**Goal of the exercise**
Return the data that follows, keeping every word and mark unchanged.

____ Supplied entries

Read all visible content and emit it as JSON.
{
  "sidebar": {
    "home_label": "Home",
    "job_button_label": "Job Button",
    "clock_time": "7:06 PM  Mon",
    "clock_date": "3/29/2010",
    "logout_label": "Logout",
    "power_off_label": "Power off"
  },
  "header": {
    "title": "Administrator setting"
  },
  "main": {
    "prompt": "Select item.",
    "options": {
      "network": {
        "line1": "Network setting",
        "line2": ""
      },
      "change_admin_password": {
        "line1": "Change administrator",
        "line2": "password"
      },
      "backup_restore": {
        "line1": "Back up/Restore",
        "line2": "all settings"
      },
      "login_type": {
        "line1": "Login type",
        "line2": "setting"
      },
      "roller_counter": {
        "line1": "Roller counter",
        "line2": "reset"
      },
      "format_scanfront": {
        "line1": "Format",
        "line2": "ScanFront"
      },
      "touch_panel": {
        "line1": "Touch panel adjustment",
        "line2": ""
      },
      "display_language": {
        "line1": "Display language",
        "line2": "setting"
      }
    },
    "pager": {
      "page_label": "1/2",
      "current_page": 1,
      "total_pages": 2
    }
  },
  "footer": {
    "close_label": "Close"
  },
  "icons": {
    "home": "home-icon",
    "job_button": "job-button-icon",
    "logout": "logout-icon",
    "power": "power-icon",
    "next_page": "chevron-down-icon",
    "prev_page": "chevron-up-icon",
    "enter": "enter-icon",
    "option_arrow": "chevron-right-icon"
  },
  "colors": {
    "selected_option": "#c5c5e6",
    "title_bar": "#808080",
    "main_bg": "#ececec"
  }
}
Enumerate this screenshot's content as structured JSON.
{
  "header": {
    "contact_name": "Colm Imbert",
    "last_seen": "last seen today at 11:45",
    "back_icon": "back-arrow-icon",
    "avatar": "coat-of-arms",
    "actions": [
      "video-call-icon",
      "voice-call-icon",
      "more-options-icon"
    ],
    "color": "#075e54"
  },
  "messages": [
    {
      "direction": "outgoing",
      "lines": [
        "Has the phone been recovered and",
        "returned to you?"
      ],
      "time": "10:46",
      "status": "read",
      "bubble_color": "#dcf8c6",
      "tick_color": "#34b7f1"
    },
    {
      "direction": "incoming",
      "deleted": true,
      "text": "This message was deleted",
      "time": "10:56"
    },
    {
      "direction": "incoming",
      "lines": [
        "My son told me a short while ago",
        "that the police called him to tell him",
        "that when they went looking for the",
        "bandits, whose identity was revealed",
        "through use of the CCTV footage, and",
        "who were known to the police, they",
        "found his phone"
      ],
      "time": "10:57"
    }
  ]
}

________

**Answer space**
Read all visible content and emit it as JSON.
{
  "sidebar": {
    "home_label": "Home",
    "job_button_label": "Job Button",
    "clock_time": "7:06 PM  Mon",
    "clock_date": "3/29/2010",
    "logout_label": "Logout",
    "power_off_label": "Power off"
  },
  "header": {
    "title": "Administrator setting"
  },
  "main": {
    "prompt": "Select item.",
    "options": {
      "network": {
        "line1": "Network setting",
        "line2": ""
      },
      "change_admin_password": {
        "line1": "Change administrator",
        "line2": "password"
      },
      "backup_restore": {
        "line1": "Back up/Restore",
        "line2": "all settings"
      },
      "login_type": {
        "line1": "Login type",
        "line2": "setting"
      },
      "roller_counter": {
        "line1": "Roller counter",
        "line2": "reset"
      },
      "format_scanfront": {
        "line1": "Format",
        "line2": "ScanFront"
      },
      "touch_panel": {
        "line1": "Touch panel adjustment",
        "line2": ""
      },
      "display_language": {
        "line1": "Display language",
        "line2": "setting"
      }
    },
    "pager": {
      "page_label": "1/2",
      "current_page": 1,
      "total_pages": 2
    }
  },
  "footer": {
    "close_label": "Close"
  },
  "icons": {
    "home": "home-icon",
    "job_button": "job-button-icon",
    "logout": "logout-icon",
    "power": "power-icon",
    "next_page": "chevron-down-icon",
    "prev_page": "chevron-up-icon",
    "enter": "enter-icon",
    "option_arrow": "chevron-right-icon"
  },
  "colors": {
    "selected_option": "#c5c5e6",
    "title_bar": "#808080",
    "main_bg": "#ececec"
  }
}
Enumerate this screenshot's content as structured JSON.
{
  "header": {
    "contact_name": "Colm Imbert",
    "last_seen": "last seen today at 11:45",
    "back_icon": "back-arrow-icon",
    "avatar": "coat-of-arms",
    "actions": [
      "video-call-icon",
      "voice-call-icon",
      "more-options-icon"
    ],
    "color": "#075e54"
  },
  "messages": [
    {
      "direction": "outgoing",
      "lines": [
        "Has the phone been recovered and",
        "returned to you?"
      ],
      "time": "10:46",
      "status": "read",
      "bubble_color": "#dcf8c6",
      "tick_color": "#34b7f1"
    },
    {
      "direction": "incoming",
      "deleted": true,
      "text": "This message was deleted",
      "time": "10:56"
    },
    {
      "direction": "incoming",
      "lines": [
        "My son told me a short while ago",
        "that the police called him to tell him",
        "that when they went looking for the",
        "bandits, whose identity was revealed",
        "through use of the CCTV footage, and",
        "who were known to the police, they",
        "found his phone"
      ],
      "time": "10:57"
    }
  ]
}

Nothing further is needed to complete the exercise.